Can you imagine the level of first-hand knowledge today’s students would have if their classrooms came equipped with time machines? Well, believe it or not, they do. Teachers can turn to YouTube to create a virtual time machine. Thanks to uploads of old footage, documentaries and reenactments, YouTube offers a plethora of opportunities to experience …
“ In the most ideal class settings, mobile devices disappear into the background, like markers and whiteboards, pencil and paper – not because they’re not being used, but because they’re simply tools.”
Via Joquetta Johnson
We all use Google to check if our writing is correct. We enter different phrases until we find the one that gives us most results – and this is the one we use in our own text. A smart approach, but not without its annoyances: revisiting the Google webpage breaks the flow of our writing, and its results often contain grammatical errors.
Via Nik Peachey, Let's Learn IT
URL shortening services are used by millions of people on daily basis as they a serve very important purposes in areas like social networking and internet marketing and are extremely useful in Internet conversations on services like twitter when someone...
“ In continuation of last week’s article, Part 1: 44 Smart Ways to Use Smartphones in Class, here is a new list of thirty-six additional ideas to help leverage the power of these tech gadgets in the learning environment.”
Via Joquetta Johnson
I am pretty sure as you introduce the idea to your students everyone will want to have a say in their next e-magazine. There is nothing much more rewarding to students then to have a proof of their hard work recognized in a publication of some sort.
Most of the tools cited here are easy to use and have user friendly interface and they will let you create your own e-magazine or newspaper in few simple steps. Yet I would recommend your discretion as you use them with your students.
A list of the top 101 websites for English & Language Arts (ELA) chosen by real teachers from prominent LinkedIn groups.
So, Mr. or Ms. English teacher, do I get high marks for my use of alliteration in the title? Pretty fancy, eh?!
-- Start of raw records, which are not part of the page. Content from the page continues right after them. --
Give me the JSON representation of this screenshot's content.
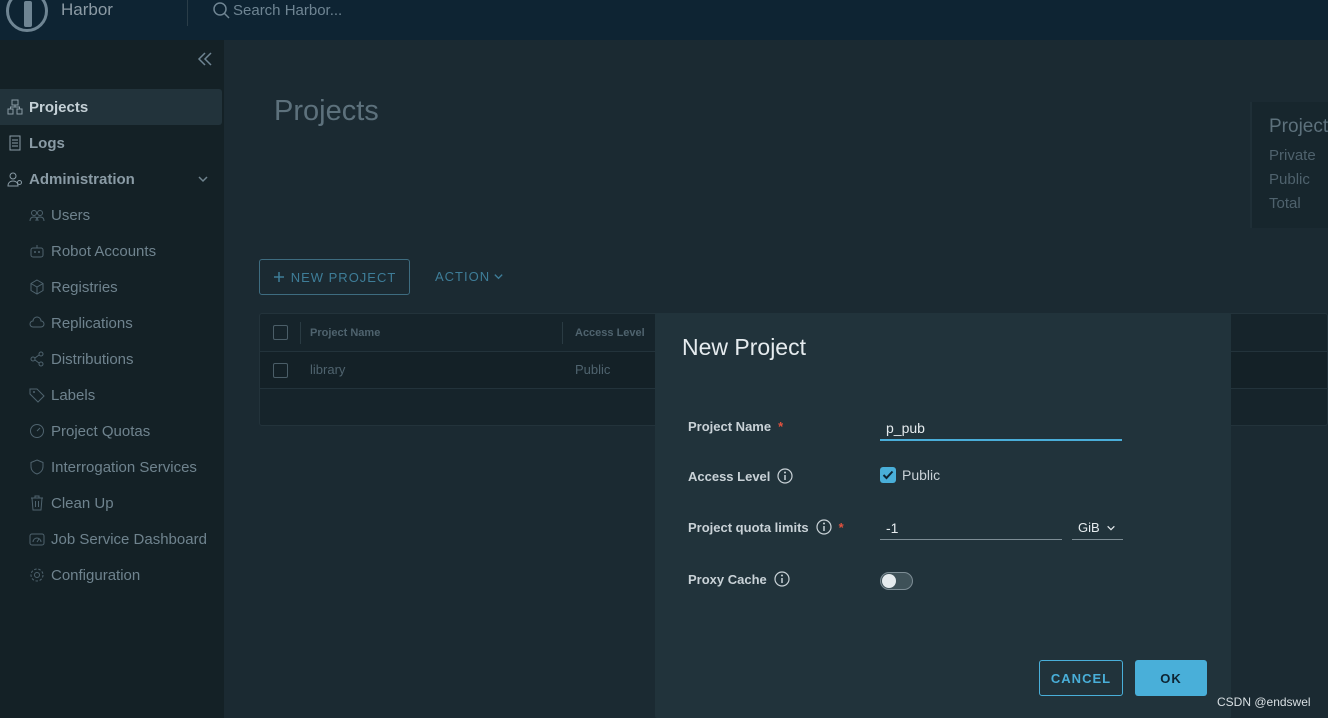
{
  "header": {
    "brand": "Harbor",
    "search_placeholder": "Search Harbor..."
  },
  "sidebar": {
    "items": [
      {
        "label": "Projects",
        "icon": "projects-icon"
      },
      {
        "label": "Logs",
        "icon": "logs-icon"
      },
      {
        "label": "Administration",
        "icon": "administration-icon"
      },
      {
        "label": "Users",
        "icon": "users-icon"
      },
      {
        "label": "Robot Accounts",
        "icon": "robot-icon"
      },
      {
        "label": "Registries",
        "icon": "registries-icon"
      },
      {
        "label": "Replications",
        "icon": "replications-icon"
      },
      {
        "label": "Distributions",
        "icon": "distributions-icon"
      },
      {
        "label": "Labels",
        "icon": "labels-icon"
      },
      {
        "label": "Project Quotas",
        "icon": "quotas-icon"
      },
      {
        "label": "Interrogation Services",
        "icon": "shield-icon"
      },
      {
        "label": "Clean Up",
        "icon": "trash-icon"
      },
      {
        "label": "Job Service Dashboard",
        "icon": "dashboard-icon"
      },
      {
        "label": "Configuration",
        "icon": "gear-icon"
      }
    ]
  },
  "main": {
    "title": "Projects",
    "summary": {
      "title": "Project",
      "rows": [
        "Private",
        "Public",
        "Total"
      ]
    },
    "new_project_label": "NEW PROJECT",
    "action_label": "ACTION",
    "table": {
      "columns": [
        "Project Name",
        "Access Level"
      ],
      "rows": [
        {
          "name": "library",
          "access": "Public"
        }
      ]
    }
  },
  "modal": {
    "title": "New Project",
    "project_name_label": "Project Name",
    "project_name_value": "p_pub",
    "access_level_label": "Access Level",
    "access_public_label": "Public",
    "access_public_checked": true,
    "quota_label": "Project quota limits",
    "quota_value": "-1",
    "quota_unit": "GiB",
    "proxy_cache_label": "Proxy Cache",
    "proxy_cache_enabled": false,
    "required_mark": "*",
    "cancel_label": "CANCEL",
    "ok_label": "OK"
  },
  "watermark": "CSDN @endswel",
  "colors": {
    "accent": "#49afd9",
    "header_bg": "#0e2433",
    "required": "#e2523e"
  }
}
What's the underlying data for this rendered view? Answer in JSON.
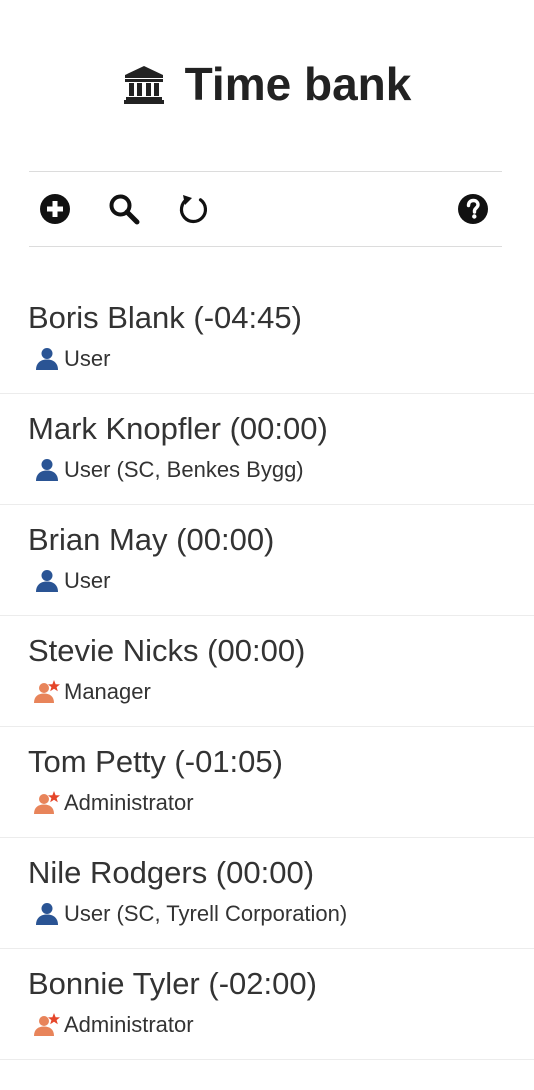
{
  "header": {
    "title": "Time bank",
    "icon": "bank-icon"
  },
  "toolbar": {
    "items": [
      {
        "name": "add",
        "icon": "plus-circle-icon"
      },
      {
        "name": "search",
        "icon": "search-icon"
      },
      {
        "name": "refresh",
        "icon": "refresh-icon"
      },
      {
        "name": "help",
        "icon": "question-circle-icon"
      }
    ]
  },
  "colors": {
    "user_icon": "#2a5494",
    "manager_icon": "#e8845a",
    "manager_star": "#e5462a",
    "text": "#333333",
    "divider": "#dcdcdc"
  },
  "users": [
    {
      "name": "Boris Blank (-04:45)",
      "role": "User",
      "role_type": "user"
    },
    {
      "name": "Mark Knopfler (00:00)",
      "role": "User (SC, Benkes Bygg)",
      "role_type": "user"
    },
    {
      "name": "Brian May (00:00)",
      "role": "User",
      "role_type": "user"
    },
    {
      "name": "Stevie Nicks (00:00)",
      "role": "Manager",
      "role_type": "manager"
    },
    {
      "name": "Tom Petty (-01:05)",
      "role": "Administrator",
      "role_type": "manager"
    },
    {
      "name": "Nile Rodgers (00:00)",
      "role": "User (SC, Tyrell Corporation)",
      "role_type": "user"
    },
    {
      "name": "Bonnie Tyler (-02:00)",
      "role": "Administrator",
      "role_type": "manager"
    }
  ]
}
If you’re not impressed by THAT feat of literary genius, I hope you’ll at least give me an “A+” for putting together this list of 101 websites for English teachers. I did it by polling several of LinkedIn’s most prominent ELA groups over the course of a few months. As always, I hope you find something that’s new (and useful) to you!
Writing Prompts and Starters 1. The Story Starter This automatic generator comes up with over one trillion (no joke!) creative ideas for writers. It was named to Writer’s Digest Magazine’s list of 101 Best Websites for Writers in 2012.
2. Creative Writing Prompts When your students need inspiration, this site is the place to go. It features more than 300 detailed creative writing prompts, as well as journal ideas. You can also use the writing prompts as great warm-up activities each day.